*DATASET EXCERPTS:*

※ ※ ※

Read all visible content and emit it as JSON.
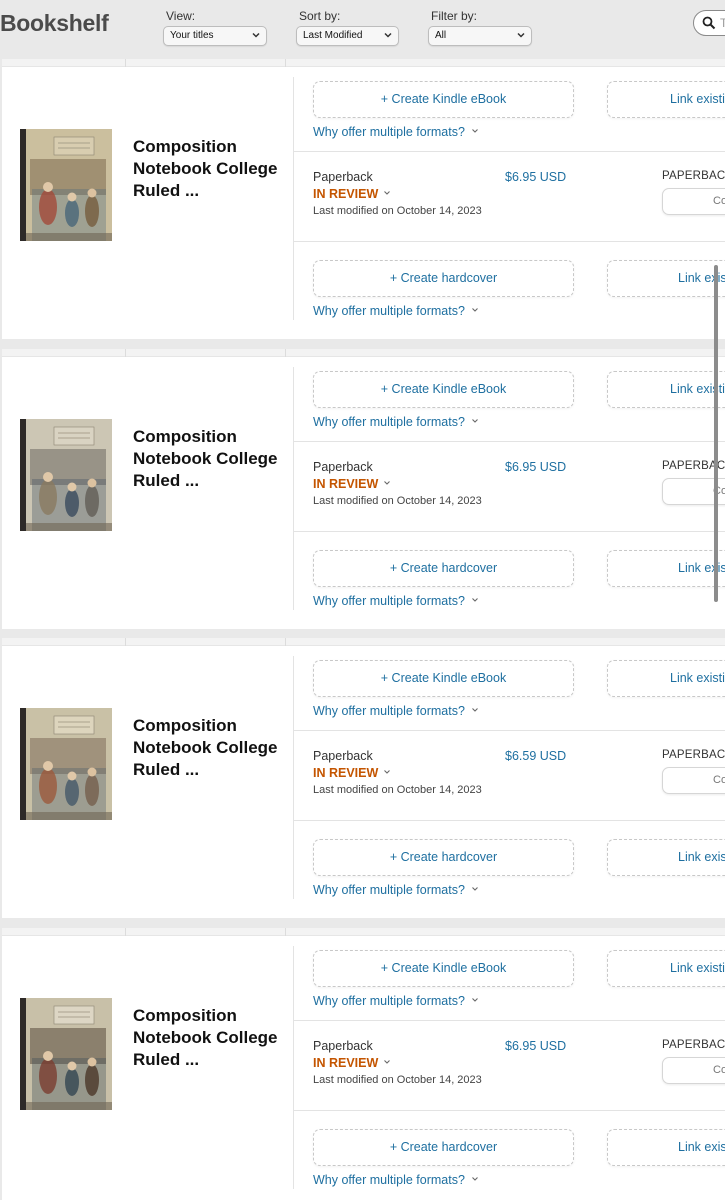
{
  "header": {
    "title": "Bookshelf",
    "view": {
      "label": "View:",
      "value": "Your titles"
    },
    "sort": {
      "label": "Sort by:",
      "value": "Last Modified"
    },
    "filter": {
      "label": "Filter by:",
      "value": "All"
    },
    "search_placeholder": "T"
  },
  "books": [
    {
      "title": "Composition Notebook College Ruled ...",
      "ebook_button": "+ Create Kindle eBook",
      "link_button": "Link existing",
      "why_text": "Why offer multiple formats?",
      "format": "Paperback",
      "status": "IN REVIEW",
      "modified": "Last modified on October 14, 2023",
      "price": "$6.95 USD",
      "type_label": "PAPERBACK",
      "mini_button": "Co",
      "hardcover_button": "+ Create hardcover",
      "link_button_2": "Link existing",
      "why_text_2": "Why offer multiple formats?"
    },
    {
      "title": "Composition Notebook College Ruled ...",
      "ebook_button": "+ Create Kindle eBook",
      "link_button": "Link existing",
      "why_text": "Why offer multiple formats?",
      "format": "Paperback",
      "status": "IN REVIEW",
      "modified": "Last modified on October 14, 2023",
      "price": "$6.95 USD",
      "type_label": "PAPERBACK",
      "mini_button": "Co",
      "hardcover_button": "+ Create hardcover",
      "link_button_2": "Link existing",
      "why_text_2": "Why offer multiple formats?"
    },
    {
      "title": "Composition Notebook College Ruled ...",
      "ebook_button": "+ Create Kindle eBook",
      "link_button": "Link existing",
      "why_text": "Why offer multiple formats?",
      "format": "Paperback",
      "status": "IN REVIEW",
      "modified": "Last modified on October 14, 2023",
      "price": "$6.59 USD",
      "type_label": "PAPERBACK",
      "mini_button": "Co",
      "hardcover_button": "+ Create hardcover",
      "link_button_2": "Link existing",
      "why_text_2": "Why offer multiple formats?"
    },
    {
      "title": "Composition Notebook College Ruled ...",
      "ebook_button": "+ Create Kindle eBook",
      "link_button": "Link existing",
      "why_text": "Why offer multiple formats?",
      "format": "Paperback",
      "status": "IN REVIEW",
      "modified": "Last modified on October 14, 2023",
      "price": "$6.95 USD",
      "type_label": "PAPERBACK",
      "mini_button": "Co",
      "hardcover_button": "+ Create hardcover",
      "link_button_2": "Link existing",
      "why_text_2": "Why offer multiple formats?"
    }
  ],
  "icons": {
    "search": "search-icon",
    "dropdown": "chevron-down-icon"
  },
  "colors": {
    "link": "#1e6fa0",
    "status": "#c45500",
    "page_bg": "#e9e9e9"
  }
}
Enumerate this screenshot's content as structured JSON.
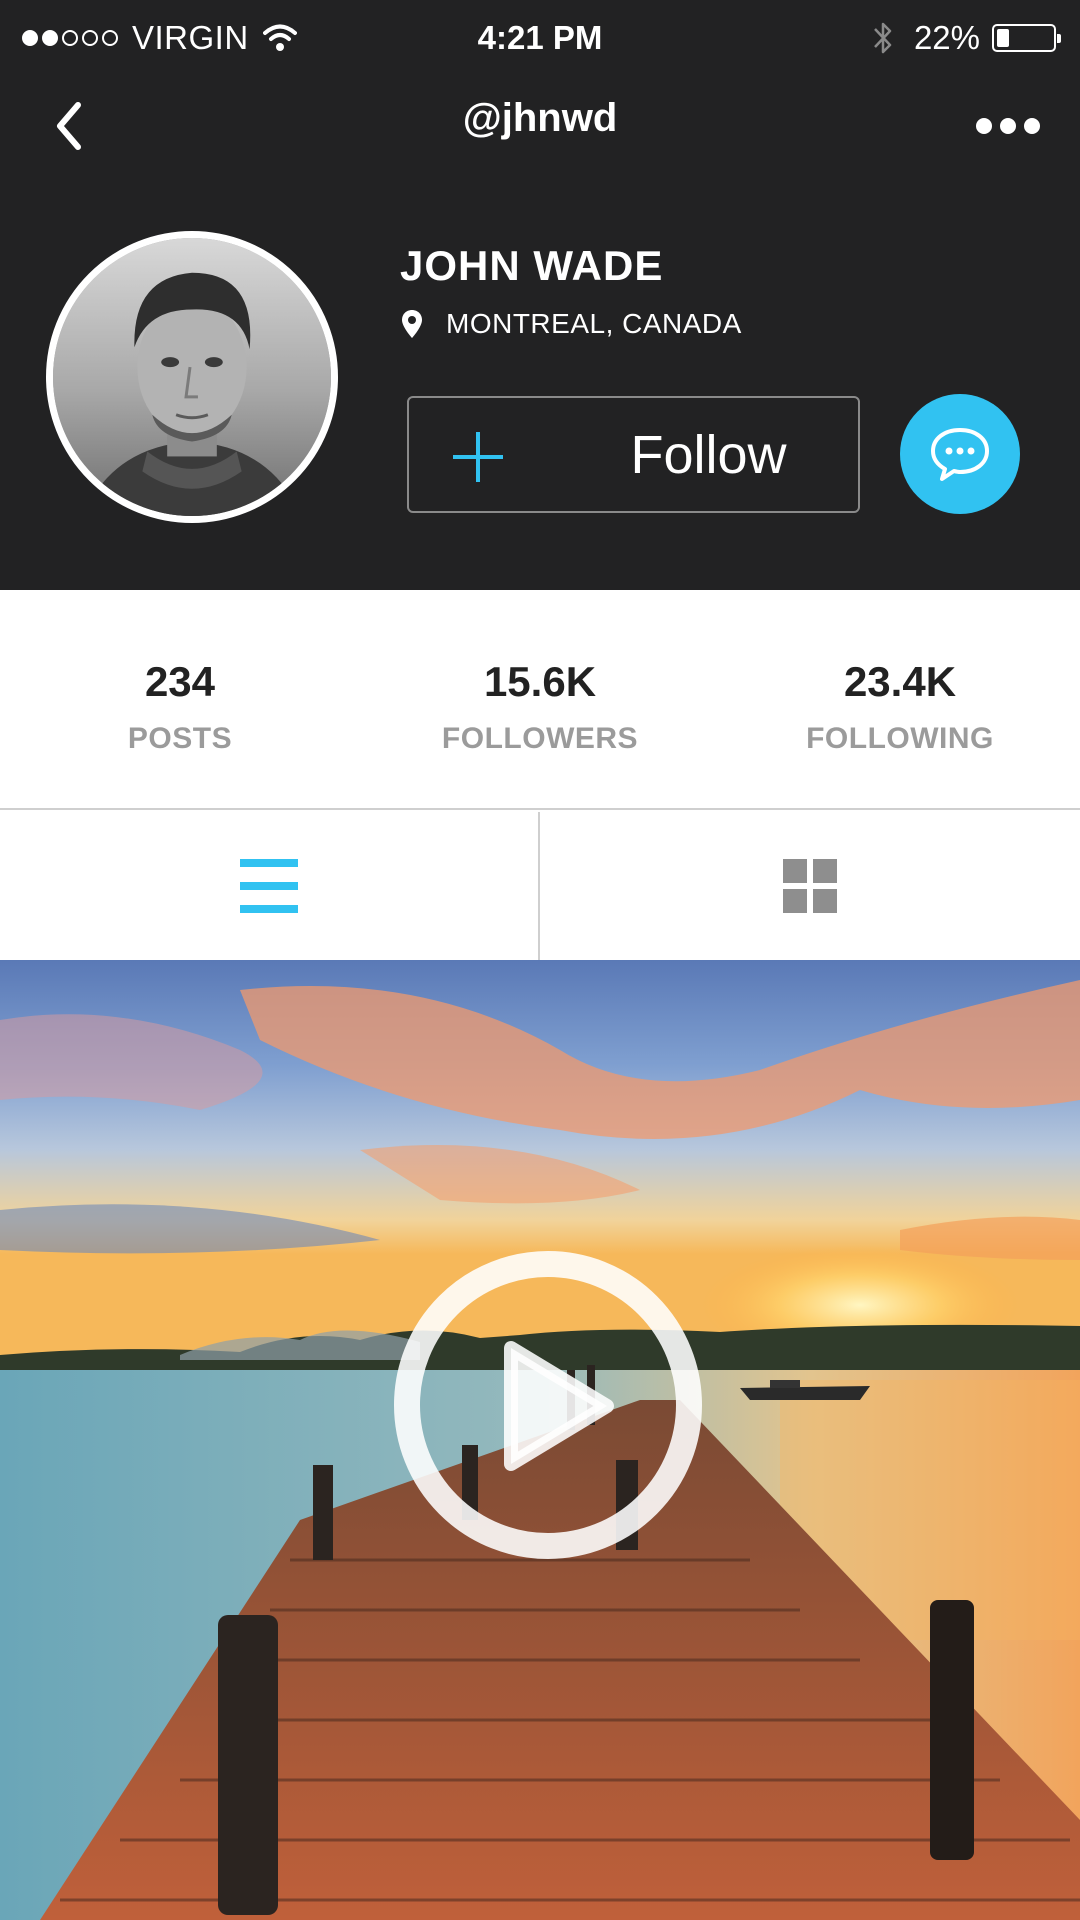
{
  "status_bar": {
    "carrier": "VIRGIN",
    "signal_bars": 2,
    "signal_total": 5,
    "time": "4:21 PM",
    "battery_percent": "22%",
    "battery_level": 0.22,
    "icons": [
      "wifi-icon",
      "bluetooth-icon",
      "battery-icon"
    ]
  },
  "navbar": {
    "title": "@jhnwd",
    "icons": [
      "back-chevron-icon",
      "more-dots-icon"
    ]
  },
  "profile": {
    "name": "JOHN WADE",
    "location": "MONTREAL, CANADA",
    "follow_label": "Follow",
    "icons": [
      "location-pin-icon",
      "plus-icon",
      "chat-bubble-icon"
    ]
  },
  "stats": [
    {
      "value": "234",
      "label": "POSTS"
    },
    {
      "value": "15.6K",
      "label": "FOLLOWERS"
    },
    {
      "value": "23.4K",
      "label": "FOLLOWING"
    }
  ],
  "view_toggle": {
    "selected": "list",
    "icons": [
      "list-view-icon",
      "grid-view-icon"
    ]
  },
  "post": {
    "media": "video",
    "icons": [
      "play-icon"
    ]
  },
  "colors": {
    "header_bg": "#222223",
    "accent": "#31c2f1",
    "stat_value": "#222222",
    "stat_label": "#9b9b9b",
    "inactive_icon": "#8e8e8e"
  }
}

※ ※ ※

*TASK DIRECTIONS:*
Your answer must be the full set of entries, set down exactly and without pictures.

*ANSWER TO THE PROBLEM:*
Read all visible content and emit it as JSON.
{
  "header": {
    "title": "Bookshelf",
    "view": {
      "label": "View:",
      "value": "Your titles"
    },
    "sort": {
      "label": "Sort by:",
      "value": "Last Modified"
    },
    "filter": {
      "label": "Filter by:",
      "value": "All"
    },
    "search_placeholder": "T"
  },
  "books": [
    {
      "title": "Composition Notebook College Ruled ...",
      "ebook_button": "+ Create Kindle eBook",
      "link_button": "Link existing",
      "why_text": "Why offer multiple formats?",
      "format": "Paperback",
      "status": "IN REVIEW",
      "modified": "Last modified on October 14, 2023",
      "price": "$6.95 USD",
      "type_label": "PAPERBACK",
      "mini_button": "Co",
      "hardcover_button": "+ Create hardcover",
      "link_button_2": "Link existing",
      "why_text_2": "Why offer multiple formats?"
    },
    {
      "title": "Composition Notebook College Ruled ...",
      "ebook_button": "+ Create Kindle eBook",
      "link_button": "Link existing",
      "why_text": "Why offer multiple formats?",
      "format": "Paperback",
      "status": "IN REVIEW",
      "modified": "Last modified on October 14, 2023",
      "price": "$6.95 USD",
      "type_label": "PAPERBACK",
      "mini_button": "Co",
      "hardcover_button": "+ Create hardcover",
      "link_button_2": "Link existing",
      "why_text_2": "Why offer multiple formats?"
    },
    {
      "title": "Composition Notebook College Ruled ...",
      "ebook_button": "+ Create Kindle eBook",
      "link_button": "Link existing",
      "why_text": "Why offer multiple formats?",
      "format": "Paperback",
      "status": "IN REVIEW",
      "modified": "Last modified on October 14, 2023",
      "price": "$6.59 USD",
      "type_label": "PAPERBACK",
      "mini_button": "Co",
      "hardcover_button": "+ Create hardcover",
      "link_button_2": "Link existing",
      "why_text_2": "Why offer multiple formats?"
    },
    {
      "title": "Composition Notebook College Ruled ...",
      "ebook_button": "+ Create Kindle eBook",
      "link_button": "Link existing",
      "why_text": "Why offer multiple formats?",
      "format": "Paperback",
      "status": "IN REVIEW",
      "modified": "Last modified on October 14, 2023",
      "price": "$6.95 USD",
      "type_label": "PAPERBACK",
      "mini_button": "Co",
      "hardcover_button": "+ Create hardcover",
      "link_button_2": "Link existing",
      "why_text_2": "Why offer multiple formats?"
    }
  ],
  "icons": {
    "search": "search-icon",
    "dropdown": "chevron-down-icon"
  },
  "colors": {
    "link": "#1e6fa0",
    "status": "#c45500",
    "page_bg": "#e9e9e9"
  }
}
Enumerate this screenshot's content as structured JSON.
{
  "status_bar": {
    "carrier": "VIRGIN",
    "signal_bars": 2,
    "signal_total": 5,
    "time": "4:21 PM",
    "battery_percent": "22%",
    "battery_level": 0.22,
    "icons": [
      "wifi-icon",
      "bluetooth-icon",
      "battery-icon"
    ]
  },
  "navbar": {
    "title": "@jhnwd",
    "icons": [
      "back-chevron-icon",
      "more-dots-icon"
    ]
  },
  "profile": {
    "name": "JOHN WADE",
    "location": "MONTREAL, CANADA",
    "follow_label": "Follow",
    "icons": [
      "location-pin-icon",
      "plus-icon",
      "chat-bubble-icon"
    ]
  },
  "stats": [
    {
      "value": "234",
      "label": "POSTS"
    },
    {
      "value": "15.6K",
      "label": "FOLLOWERS"
    },
    {
      "value": "23.4K",
      "label": "FOLLOWING"
    }
  ],
  "view_toggle": {
    "selected": "list",
    "icons": [
      "list-view-icon",
      "grid-view-icon"
    ]
  },
  "post": {
    "media": "video",
    "icons": [
      "play-icon"
    ]
  },
  "colors": {
    "header_bg": "#222223",
    "accent": "#31c2f1",
    "stat_value": "#222222",
    "stat_label": "#9b9b9b",
    "inactive_icon": "#8e8e8e"
  }
}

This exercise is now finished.